1 December 2010

Ponting is spot on...

No, not in his field placings obviously. In expressing his frustrations about low catches not being given because of the way that technology is currently being used. I think he's 100% right, but he offers no solution other than to reach a gentleman's agreement with other captains. If you scroll to the comments at the bottom of this piece on The Roar you'll see my proposed solution to the problem of adjudicating on low catches - it's ultra simple - and the same solution I've burbled about before.

Surely the ICC have to see sense eventually?


Dhiraj said...

I'm going to slightly disagree with you on this one Ed. I think it's right that the fielder should get the benefit of the doubt and not the batsman, but I don't think it's quite as black and white as you put it.

If the ball is shown by video evidence to have bounced it doesn't automatically suggest the fielder cheated. There is a grey area where the fielder doesn't actually see the ball when contact is made with his or her hands.

I think the logical next step would be for that fielder to have some self doubt the next time he or she claims a catch thus deferring the decision to a technological review which in all likelihood will deem it not out unless it is clearly seen to be a clean catch.

Ed said...

It's perfectly ok to disagree!!

I think we're actually agreeing though, or certainly not far off! I agree there are times that the fielder isn't sure if the ball carried - I think what I'm suggesting is that if things change so that the batsman isn't going to automatically be ruled not out for very low catches when TV replays are used, then there is no reason for a fielder to claim a low catch. They should do as you suggest and say they aren't 100% sure to the umpires who will call for the technology (exactly as Ponting did).

As the technology will only give it not out if it has definitely bounced, there is no incentive for a fielder to claim one that bounces, so the only reason they would do that is to try to avoid the use of technology altogether. That would be low and as a result would deserve a ban from the game.

Andrew said...

I'm inclined to cut the ICC some slack on this one. Neither of the solutions you and The Roar offer are clear-cut ways to solve this problem. They have their advantages, but also plenty of room for confusion, and unless the ICC can see a solution that obviously improves things, I think they're entitled not to make changes.

Of course you can make the argument that they have to try things, but do we want international cricket to turn into a testing ground for every speculative new law? It's not something that has worked well in the past.

Ed said...

I like your second point - completely agree that changes should be tested elsewhere first rather than in Test cricket.

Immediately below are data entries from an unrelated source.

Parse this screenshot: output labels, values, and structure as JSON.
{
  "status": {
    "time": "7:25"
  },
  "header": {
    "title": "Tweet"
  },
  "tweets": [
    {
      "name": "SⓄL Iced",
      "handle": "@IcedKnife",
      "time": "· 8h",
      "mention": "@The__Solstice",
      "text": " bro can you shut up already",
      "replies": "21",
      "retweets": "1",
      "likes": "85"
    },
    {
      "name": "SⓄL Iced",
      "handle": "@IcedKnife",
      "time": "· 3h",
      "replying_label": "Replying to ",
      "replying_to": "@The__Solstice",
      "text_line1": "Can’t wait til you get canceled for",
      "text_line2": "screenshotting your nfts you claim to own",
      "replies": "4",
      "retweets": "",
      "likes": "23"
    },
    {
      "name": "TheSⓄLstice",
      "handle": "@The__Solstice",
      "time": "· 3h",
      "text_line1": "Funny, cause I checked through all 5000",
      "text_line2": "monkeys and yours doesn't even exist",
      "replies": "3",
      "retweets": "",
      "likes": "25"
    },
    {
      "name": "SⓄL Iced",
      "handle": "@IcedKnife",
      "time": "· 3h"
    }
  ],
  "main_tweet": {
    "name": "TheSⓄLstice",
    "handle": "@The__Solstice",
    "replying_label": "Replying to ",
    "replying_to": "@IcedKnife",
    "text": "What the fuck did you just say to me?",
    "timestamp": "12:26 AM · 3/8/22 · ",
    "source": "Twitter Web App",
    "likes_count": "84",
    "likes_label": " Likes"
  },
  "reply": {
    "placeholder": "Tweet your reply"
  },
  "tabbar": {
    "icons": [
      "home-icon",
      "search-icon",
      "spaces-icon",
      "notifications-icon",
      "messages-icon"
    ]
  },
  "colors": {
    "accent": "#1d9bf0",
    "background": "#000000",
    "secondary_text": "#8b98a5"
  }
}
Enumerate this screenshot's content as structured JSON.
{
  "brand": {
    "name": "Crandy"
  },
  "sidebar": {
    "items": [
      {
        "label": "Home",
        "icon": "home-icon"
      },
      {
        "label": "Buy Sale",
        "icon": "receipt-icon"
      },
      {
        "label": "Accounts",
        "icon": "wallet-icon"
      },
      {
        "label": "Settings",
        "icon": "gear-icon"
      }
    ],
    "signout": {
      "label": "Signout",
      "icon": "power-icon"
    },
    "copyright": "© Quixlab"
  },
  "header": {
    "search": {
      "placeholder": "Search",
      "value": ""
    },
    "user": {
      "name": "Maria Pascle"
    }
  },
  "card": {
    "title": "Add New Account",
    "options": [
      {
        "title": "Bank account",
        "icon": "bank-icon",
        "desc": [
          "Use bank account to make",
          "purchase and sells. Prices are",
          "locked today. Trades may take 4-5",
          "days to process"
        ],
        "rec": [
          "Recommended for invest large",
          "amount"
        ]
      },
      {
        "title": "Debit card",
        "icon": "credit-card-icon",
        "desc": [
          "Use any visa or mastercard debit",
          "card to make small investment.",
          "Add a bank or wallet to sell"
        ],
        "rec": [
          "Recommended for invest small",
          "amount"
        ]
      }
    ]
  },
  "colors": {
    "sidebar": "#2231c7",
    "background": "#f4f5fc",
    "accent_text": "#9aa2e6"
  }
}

I'm not sure what confusion my proposed solution on low catches could cause, but with any change those that oppose it will of course try to create reasons why it doesn't work. That's why the ICC need to show strong leadership. I'll put it in the "it will happen in future but the cricketing world isn't quite ready for it yet" locker, along with the use of technology for any decision umpires wish to use it for, rather than this strange system of referrals! Or I suppose it's possible technology will improve enough that low catches can be adjudicated on properly.

Andrew said...

Maybe it's just me then, but I spent quite a while trying to figure your proposal out. It's also not impossible to forsee a row about a player being banned for what the authorities feel was blatantly not a catch, whereas he was convinced it was.
My point was basically that, yes the current system has a problematic grey area, but I have yet to see a proposal that doesn't. Better the devil you know.

Alternative possibilities? Stop using replays for catches til the technology improves, or give the benefit of the doubt to the bowler. Neither is entirely satisfactory though, which takes me back to my point.

As for the ICC, I don't think they ever show much leadership, but I don't think this is related to that. Change doesn't in itself equal leadership. Show me a definitive solution and I'll criticise them for not implementing it. Until then, one could argue they're being decisive by not tampering with the game everytime there's a controversy.

Andrew said...

Plus, ban or no ban, what professional cricketer is ever going to admit he's in doubt about a catch? For every one you see (I remember Damien Martyn doing so about ten years ago), there are dozens more who don't.

Ed said...

I think I've explained it very badly because I was trying to propose giving the benefit of the doubt to the fielding side! I've found an alternative post where I've Burbled about it before which may (but probably won't!) explain it better. Seems so logical to me, but obviously not to everybody (story of many of my theories)!

I'd hope that if the benefit of doubt went to the fielder, you'd see plenty of people saying they are unsure - rather that than risk the humiliation of trial by TV and years of recriminations via the media....especially when you add the threat of a ban on top of that. But perhaps I'm being idealistic.

Re the ICC, I agree that doing nothing can be good leadership. They've just ballsed up the key big issues in the last decade which means that I've lost confidence in their ability to lead. And the reason they've ballsed them up is that they've dithered over significant changes required (technology isn't going to go away). For me, low catches is something that needed to be addressed after Vaughan caught Amla and he wasn't given, if not before - that wrong decision contributed to the result of the match which contributed to Vaughan resigning.

Andrew said...

It's a fair point, and it is a prominent issue that's not going away. I just don't know what they can do that's obviously going to make things better at this stage.